Trym Ivar Bergsmo/Finnmark Reiseliv
Terje Rakke/Nordic Life/www.visitnorway.com
YOU CAN: CHARGE CAMERAS IPADS IPHONES MOBILE & SMARTPHONES GPS E-READERS AND MORE
This is power without boundaries. When your batteries fade or you find yourself way off-grid, the award winning powermonkey extreme gives your devices the power to keep on going. With Powertraveller, you can at www.powertraveller.com iPad, iPhone and iPod are trademarks of Apple Inc., registered in the U.S. and other countries
In the sea, off Portsmouth A four-star luxury resort in South Iceland. The location of Hotel Rangá is excellent for viewing the Northern Lights, which has become our trademark. Hotel Rangá is perfectly located to discover everything South Iceland has to offer.
Win the ultimate lunch experience! Spitbank Fort is surely the most unique venue in the world and will play host for the lucky prize winner.
Your voyage begins with an arrival drink at our departure lounge, before a champagne reception on the Fort. You can then enjoy a guided tour and get an insight into the Fort’s remarkable history, before tucking into a 3 course lunch. You will then have time to enjoy a drink overlooking the stunning sea views, there simply is no better place to escape. Voucher is valid for one year, however, we doubt you will be able to wait that long! It will surely be an unforgettable experience so don’t forget your camera!
For more information visit http://escmag.co/amazing-venues
Hotel Rangá · 851 Hella · Tel. +354 487 5700 Fax +354 487 5701 · firstname.lastname@example.org · www.hotelranga.is
legen llegendary ndary experiences...spectacular e eri exp e ien nces ..spect e tacular locations loc catio ons Weddings ◆ Celebrations ◆ Corporate ◆ Themed Events
THE REAR VIEW An alternative look at the world…
Photograph by Eduard Bonnin, Canon EOS-5D Mark II
Rule number one of skydiving: remember to wear your parachute. At first glance, this lunatic appears to have failed to heed this important advice – but worry not, it’s all an illusion created by Barcelona-based photographer Eduard Bonnin on location in the French Alps. That green mountain below our airborne hero’s feet? It’s a rock, and he’s barely more than a few feet off the ground. Still, it’s one of the best mid-air eagle impressions we’ve ever seen.
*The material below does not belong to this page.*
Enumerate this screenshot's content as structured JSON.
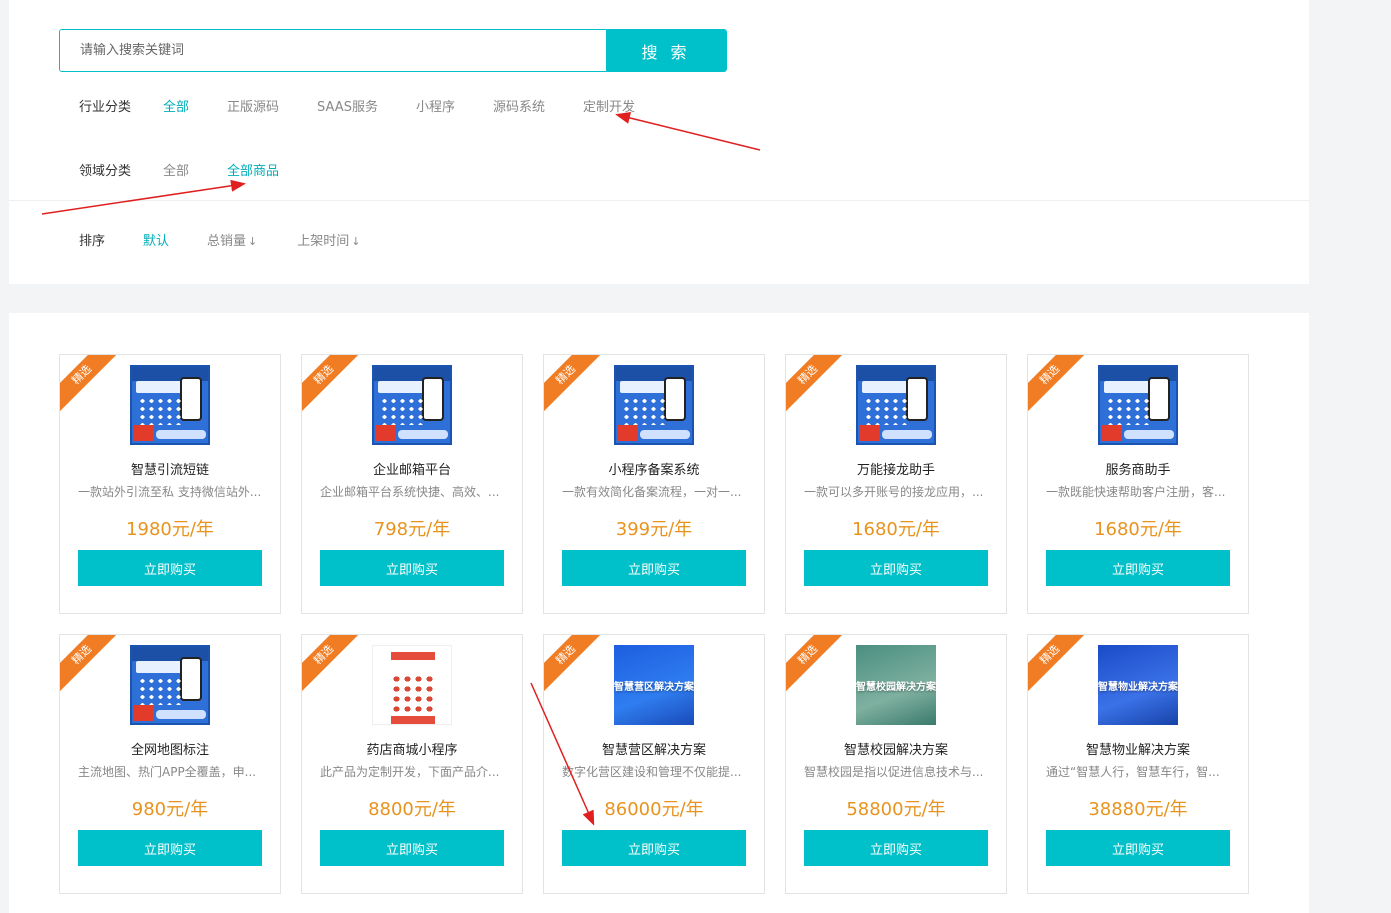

Top marks. e
SYD DYR AKL HNL ANC LAX DEN ORD JFK LAP GIG RAI LHR ZRH CPT KWI DME KHI BKK HKG CHRISTOPHER WARD’S NRT BNE NEW WORLDTIMER FOR YOUR CHANCE TO WIN A BEAUTIFUL CHRISTOPHER WARD C900 WORLDTIMER, ALL YOU HAVE TO DO IS ANSWER THIS QUESTION… WHAT’S THE NAME OF CHRISTOPHER WARD’S WATCHMAKER, WHO HAS CREATED THE UNIQUE BESPOKE MOVEMENT FOR THE C900 WORLDTIMER?
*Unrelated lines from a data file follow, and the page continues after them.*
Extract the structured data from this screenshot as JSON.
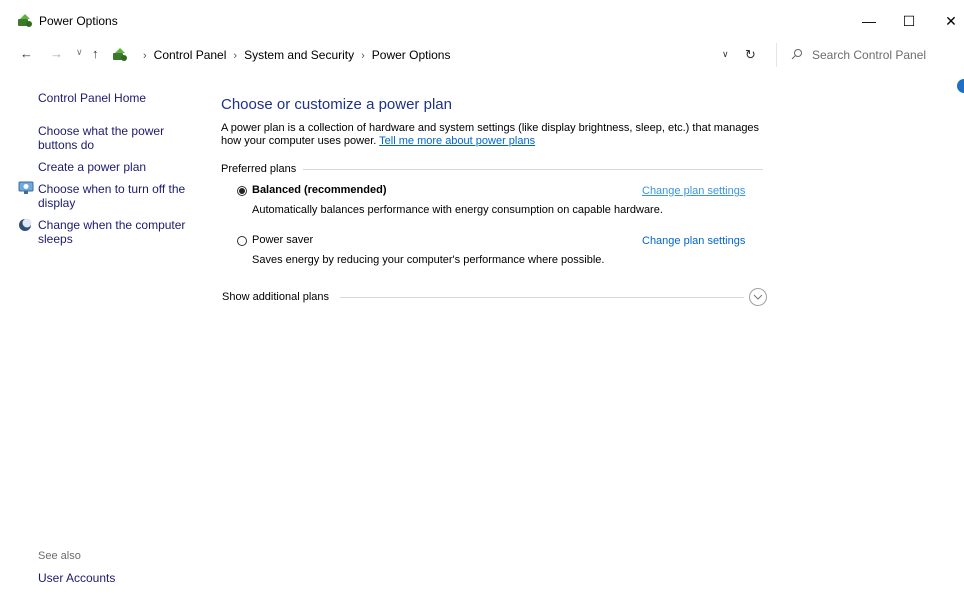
{
  "window": {
    "title": "Power Options",
    "minimize_glyph": "—",
    "maximize_glyph": "☐",
    "close_glyph": "✕"
  },
  "nav": {
    "back_glyph": "←",
    "forward_glyph": "→",
    "recent_glyph": "∨",
    "up_glyph": "↑",
    "breadcrumb": [
      "Control Panel",
      "System and Security",
      "Power Options"
    ],
    "separator": "›",
    "dropdown_glyph": "∨",
    "refresh_glyph": "↻",
    "search_placeholder": "Search Control Panel"
  },
  "sidebar": {
    "home": "Control Panel Home",
    "items": [
      "Choose what the power buttons do",
      "Create a power plan",
      "Choose when to turn off the display",
      "Change when the computer sleeps"
    ],
    "see_also_label": "See also",
    "see_also_items": [
      "User Accounts"
    ]
  },
  "main": {
    "title": "Choose or customize a power plan",
    "description": "A power plan is a collection of hardware and system settings (like display brightness, sleep, etc.) that manages how your computer uses power.",
    "more_link": "Tell me more about power plans",
    "preferred_label": "Preferred plans",
    "plans": [
      {
        "name": "Balanced (recommended)",
        "description": "Automatically balances performance with energy consumption on capable hardware.",
        "link": "Change plan settings",
        "selected": true
      },
      {
        "name": "Power saver",
        "description": "Saves energy by reducing your computer's performance where possible.",
        "link": "Change plan settings",
        "selected": false
      }
    ],
    "show_additional": "Show additional plans"
  },
  "colors": {
    "title_blue": "#1e3287",
    "link_blue": "#0066cc",
    "nav_link": "#1b1b6e"
  }
}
TO ENTER GO TO ESCAPISMMAGAZINE.COM/COMPETITION/WATCH FOR FULL TERMS AND CONDITIONS, SEE ESCAPISMMAGAZINE.COM
SYD DYR AKL HNL ANC LAX DEN ORD LHR LAP JFK RAI LHR ZRH CPT KWI DME KHI BKK HKG NRT BNE C900 WORLDTIMER THE BACK-PLATE LISTS, IN TIME-ZONE SEQUENCE, THE CODES OF THE MAIN AIRPORT IN EACH OF THE 24 DESIGNATED CITIES. THE BESPOKE MOVEMENT CAN BE OBSERVED THROUGH THE CRYSTAL WINDOW.
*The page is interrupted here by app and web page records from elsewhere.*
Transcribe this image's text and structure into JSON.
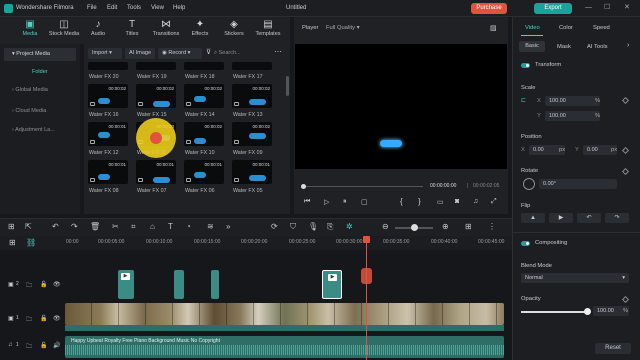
{
  "app": {
    "name": "Wondershare Filmora",
    "project": "Untitled"
  },
  "menu": [
    "File",
    "Edit",
    "Tools",
    "View",
    "Help"
  ],
  "titlebar": {
    "purchase": "Purchase",
    "export": "Export"
  },
  "media_tabs": [
    {
      "label": "Media",
      "icon": "media-icon"
    },
    {
      "label": "Stock Media",
      "icon": "stock-media-icon"
    },
    {
      "label": "Audio",
      "icon": "audio-icon"
    },
    {
      "label": "Titles",
      "icon": "titles-icon"
    },
    {
      "label": "Transitions",
      "icon": "transitions-icon"
    },
    {
      "label": "Effects",
      "icon": "effects-icon"
    },
    {
      "label": "Stickers",
      "icon": "stickers-icon"
    },
    {
      "label": "Templates",
      "icon": "templates-icon"
    }
  ],
  "sidebar": {
    "project_media": "Project Media",
    "folder": "Folder",
    "items": [
      "Global Media",
      "Cloud Media",
      "Adjustment La..."
    ]
  },
  "media_toolbar": {
    "import": "Import",
    "ai_image": "AI Image",
    "record": "Record",
    "search_placeholder": "Search..."
  },
  "tiles": [
    {
      "label": "Water FX 20"
    },
    {
      "label": "Water FX 19"
    },
    {
      "label": "Water FX 18"
    },
    {
      "label": "Water FX 17"
    },
    {
      "label": "Water FX 16",
      "time": "00:00:02"
    },
    {
      "label": "Water FX 15",
      "time": "00:00:02"
    },
    {
      "label": "Water FX 14",
      "time": "00:00:02"
    },
    {
      "label": "Water FX 13",
      "time": "00:00:02"
    },
    {
      "label": "Water FX 12",
      "time": "00:00:01"
    },
    {
      "label": "Water FX 11",
      "time": "00:00:03"
    },
    {
      "label": "Water FX 10",
      "time": "00:00:02"
    },
    {
      "label": "Water FX 09",
      "time": "00:00:02"
    },
    {
      "label": "Water FX 08",
      "time": "00:00:01"
    },
    {
      "label": "Water FX 07",
      "time": "00:00:01"
    },
    {
      "label": "Water FX 06",
      "time": "00:00:01"
    },
    {
      "label": "Water FX 05",
      "time": "00:00:01"
    }
  ],
  "player": {
    "label": "Player",
    "quality": "Full Quality",
    "current_time": "00:00:00:00",
    "total_time": "00:00:02:05"
  },
  "right_panel": {
    "tabs": [
      "Video",
      "Color",
      "Speed"
    ],
    "subtabs": [
      "Basic",
      "Mask",
      "AI Tools"
    ],
    "transform": "Transform",
    "scale": "Scale",
    "scale_x": "100.00",
    "scale_y": "100.00",
    "percent": "%",
    "position": "Position",
    "pos_x": "0.00",
    "pos_y": "0.00",
    "px": "px",
    "rotate": "Rotate",
    "rotate_value": "0.00°",
    "flip": "Flip",
    "compositing": "Compositing",
    "blend_mode": "Blend Mode",
    "blend_value": "Normal",
    "opacity": "Opacity",
    "opacity_value": "100.00",
    "opacity_level": 1.0,
    "reset": "Reset",
    "x": "X",
    "y": "Y"
  },
  "ruler": [
    "00:00",
    "00:00:05:00",
    "00:00:10:00",
    "00:00:15:00",
    "00:00:20:00",
    "00:00:25:00",
    "00:00:30:00",
    "00:00:35:00",
    "00:00:40:00",
    "00:00:45:00"
  ],
  "tracks": {
    "video2": "2",
    "video1": "1",
    "audio1": "1",
    "audio_clip": "Happy Upbeat Royalty Free Piano Background Music No Copyright"
  },
  "colors": {
    "accent": "#4fd1c5",
    "export": "#1aa39a",
    "purchase": "#e0533f",
    "playhead": "#e0533f",
    "clip": "#3a8c84",
    "highlight": "#f2d21b"
  }
}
Escapism Magazine - Issue 3 - Snow Sport Special